'Attempts On Her Life' explores the mix of bigoted fascism and corporate greed, set in a disturbing montage of advertisements, office meetings and news rooms. It attempts to tell the story of the illusive 'Annie', a never-present character constantly changing identity between woman, mother, terrorist or even, car. The juxtaposition of the corporate setting of the characters and the story of 'Annie' they tell, complete with disturbing details, shocks the audience but also echoes the clinicalising of human suffering by media and governments.
Photo Credit: Anoushka Chakrapani

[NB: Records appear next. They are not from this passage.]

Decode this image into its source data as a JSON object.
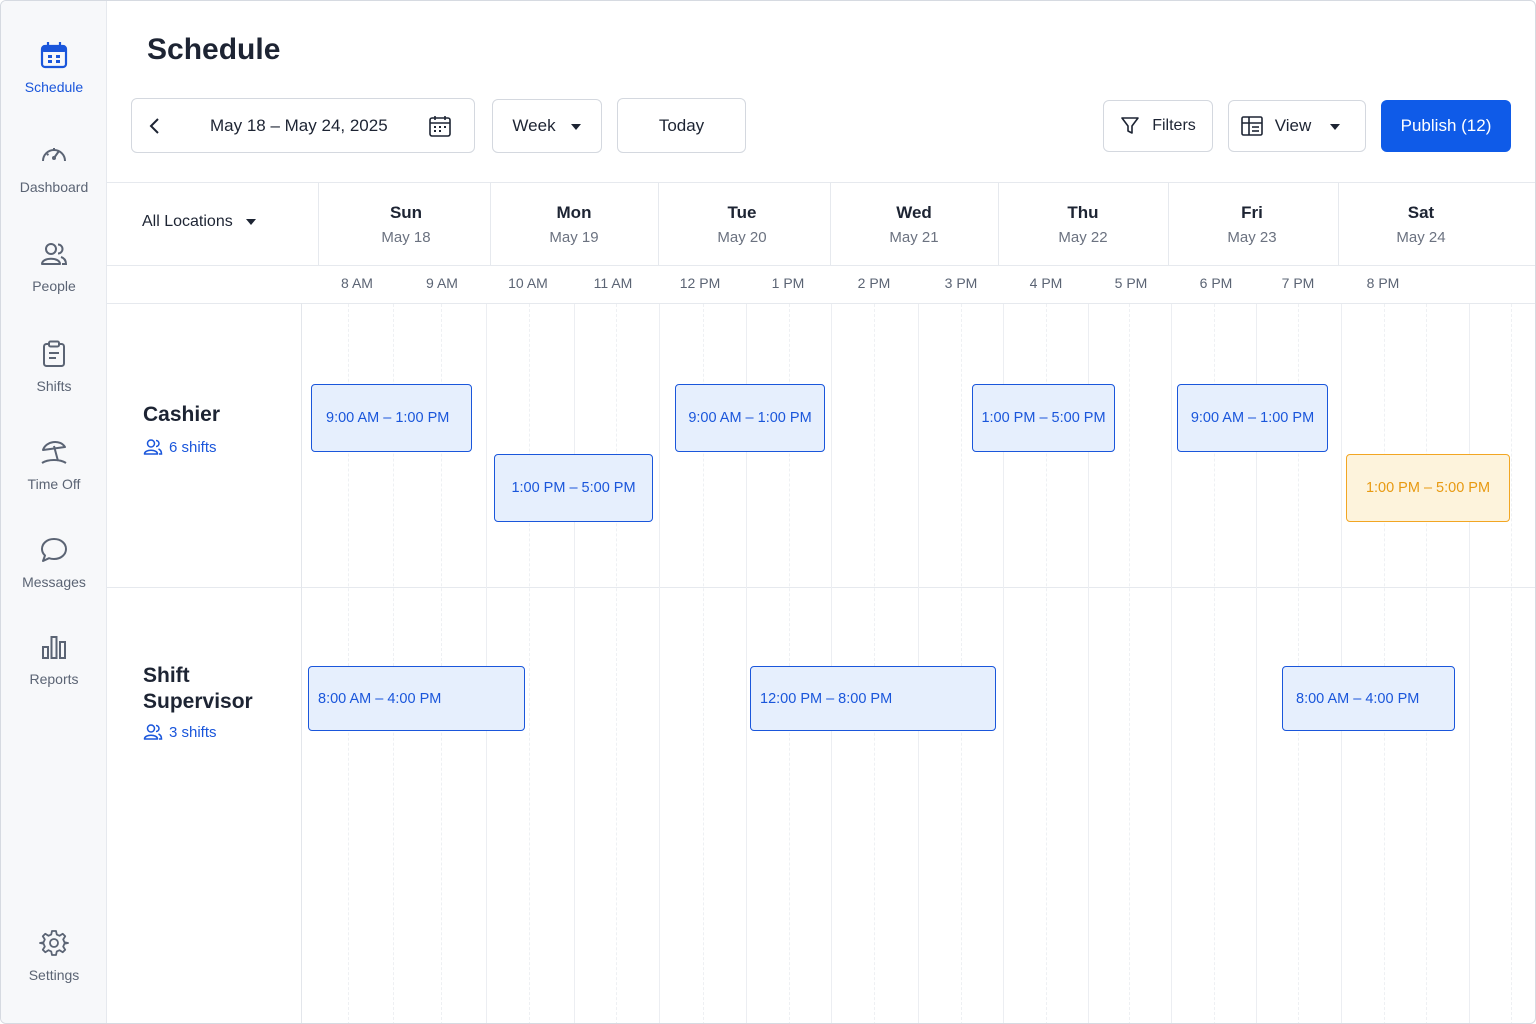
{
  "page": {
    "title": "Schedule"
  },
  "sidebar": {
    "items": [
      {
        "label": "Schedule",
        "icon": "calendar-icon",
        "active": true
      },
      {
        "label": "Dashboard",
        "icon": "gauge-icon"
      },
      {
        "label": "People",
        "icon": "people-icon"
      },
      {
        "label": "Shifts",
        "icon": "clipboard-icon"
      },
      {
        "label": "Time Off",
        "icon": "beach-umbrella-icon"
      },
      {
        "label": "Messages",
        "icon": "chat-bubble-icon"
      },
      {
        "label": "Reports",
        "icon": "bar-chart-icon"
      },
      {
        "label": "Settings",
        "icon": "gear-icon"
      }
    ]
  },
  "toolbar": {
    "date_range": "May 18 – May 24, 2025",
    "period": "Week",
    "today_label": "Today",
    "filters_label": "Filters",
    "view_label": "View",
    "publish_label": "Publish (12)"
  },
  "grid": {
    "location": "All Locations",
    "days": [
      {
        "name": "Sun",
        "date": "May 18"
      },
      {
        "name": "Mon",
        "date": "May 19"
      },
      {
        "name": "Tue",
        "date": "May 20"
      },
      {
        "name": "Wed",
        "date": "May 21"
      },
      {
        "name": "Thu",
        "date": "May 22"
      },
      {
        "name": "Fri",
        "date": "May 23"
      },
      {
        "name": "Sat",
        "date": "May 24"
      }
    ],
    "hours": [
      "8 AM",
      "9 AM",
      "10 AM",
      "11 AM",
      "12 PM",
      "1 PM",
      "2 PM",
      "3 PM",
      "4 PM",
      "5 PM",
      "6 PM",
      "7 PM",
      "8 PM"
    ]
  },
  "roles": [
    {
      "title": "Cashier",
      "count": "6 shifts",
      "shifts": [
        {
          "label": "9:00 AM – 1:00 PM",
          "status": "published"
        },
        {
          "label": "1:00 PM – 5:00 PM",
          "status": "published"
        },
        {
          "label": "9:00 AM – 1:00 PM",
          "status": "published"
        },
        {
          "label": "1:00 PM – 5:00 PM",
          "status": "published"
        },
        {
          "label": "9:00 AM – 1:00 PM",
          "status": "published"
        },
        {
          "label": "1:00 PM – 5:00 PM",
          "status": "pending"
        }
      ]
    },
    {
      "title": "Shift Supervisor",
      "count": "3 shifts",
      "shifts": [
        {
          "label": "8:00 AM – 4:00 PM",
          "status": "published"
        },
        {
          "label": "12:00 PM – 8:00 PM",
          "status": "published"
        },
        {
          "label": "8:00 AM – 4:00 PM",
          "status": "published"
        }
      ]
    }
  ],
  "colors": {
    "accent": "#0f5be8",
    "shift_border": "#1a56db",
    "shift_fill": "#e6effd",
    "pending_border": "#f2a623",
    "pending_fill": "#fdf3dc"
  }
}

First performed in 1997, 'Attempts On Her Life' felt a strong choice of play to revive within a modern landscape of social media, both giving us live news coverage as content and making us all perform a constructed version of the self. Constant repetition of "she is..." this "no, she is..." that, echoed a media landscape which speaks for and about women rather than giving them agency. Marginalised experiences are clearly debated by those with power and little experience of that marginalisation. Radical gestures and even suicide attempts made by the various identities of 'Annie' were turned into spectacle for consumption and consumerism. These touches created parallels to contemporary media, and were as damning as they were insightful.
The corporate staging, particularly the depersonalising lanyards and ubiquitous water cooler, were a great touch. The digital effects could have been a little more professional, with design more reminiscent of a primary school rather than a theatre production. However, the blue light and flashing images added perfectly to the disorientating atmosphere. The set could have been used to greater effect in suggesting clues to developments in the plot or adding slightly more to the drama, as occasionally the play dragged on too long without further information being fed to the audience.
What impressed me most in 'Attempts On Her Life' was the fantastic cast, who should be praised for playing with humour, office bullishness and emotional devastation in a way that was both three dimensional and disturbing. Anna Brown's portrait of nonchalant detached businesswoman was chilling, Shin Hui Lee's corporate smile was as engaging as it was creepy, and Ted Webster's chameleon switching between characters down to the minor hand gestures and voice changes was impressive, to name just a few of the copious stand outs in this play.
'Attempts On Her Life' felt like a collection of puzzle pieces, not so much fitted as scattered together, making up a disjointed portrait of the modern construction of the self through advertisement, consumerism and ideology. I think anyone who feels the absurdism of the current media landscape or enjoys a good anti-capitalist meme could take something from this play.